So when Denny told me he was bringing a girl with him to pick me up, it perked my interest. His dating habits have veered toward the dromedary in recent years -- one relationship, then two years off, then another one -- so a new girl was a big deal, indeed. I was surprised this was the first I'd heard of it. Her name was Liz.
My train pulled in and there they were. I hugged Denny hello, he took one of my bags and I turned to Liz. She looked like any 28-year-old single Midwesterner: eyes slightly yearning, blond frizzy hair and a tired, weary face disguised by pained, unending cheerfulness. She struck me immediately as very sweet, simple, kind and heartbreakingly desperate.
You have to understand the way things work out here. In New York, when you're 28 years old, you haven't even started your life yet. In Mattoon, it feels like it's already over. Particularly for a single woman. Mattoon is a place where people marry their high school sweethearts sometimes when they're already in high school. When my mother was 28, I was four. By the time you've reached 28 around here, if you're still a single woman, 65 percent of your conversations are about finding a good man, often guised in the "it's about time to settle down and set some roots" veil. (In case you were wondering, I completely pulled that statistic out of my ass. Ballpark figure. You get the point.) And considering most of your friends are married and have little else to do but pay bills, watch reality TV and dispose of baby poo, they're more than happy to set you up with every single guy that they know.
That's what happened with Liz and Denny, of course.
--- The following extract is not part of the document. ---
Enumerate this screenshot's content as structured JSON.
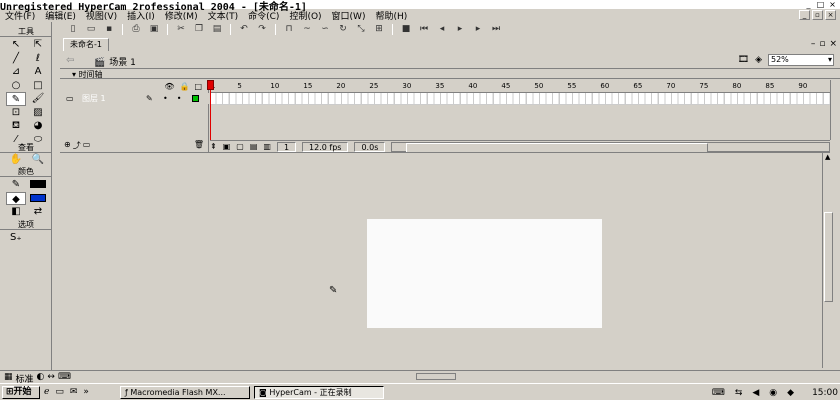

This friend talked to that friend, hey, what about Liz, she needs to take care of somebody, and Denny, jeez, he desperately needs to be taken care of, heck, let's introduce them. The dynamic of their relationship was so powerfully obvious, I think it smelled of sulfur. As I stood in Denny's kitchen, smoking a cigarette and chatting with them both, she started rifling through his cabinets. Denny is a single man living alone. His cabinets contained a coffee strainer, a sander, a power drill, some paper plates and a couple of forks. She brushed her hands through his hair and commented that he could use a haircut. She asked him where the vacuum cleaner was; he clearly didn't have one. And, in the highlight of the conversation, she spoke plainly to me about how happy she was to meet me, because "family is so important."
She then turned to Denny. "Don't you think family is important?" To me: "I think Denny needs to think more about family, and how important it is. Don't you think?" Stunned, a tried to steer the conversation to more manageable levels. I asked them, since Denny had kept me in the dark, how long they'd been seeing each other. Denny took a swig of beer. "What, Liz, this is our fourth date? Is that right?" She nodded, then brushed a piece of lint off his shoulder. Denny, oblivious as ever, just smiled.
Three years ago, I would have told Denny to run so fast he'd leave a puff of smoke behind him. Now? Well, you know, Denny, she is a nice girl, and you could use some stability in your life. You're not getting any younger, you know.
And that, friends, says more about me and my mindset these days than
I care to admit. After all
I'm gonna be 28 soon too.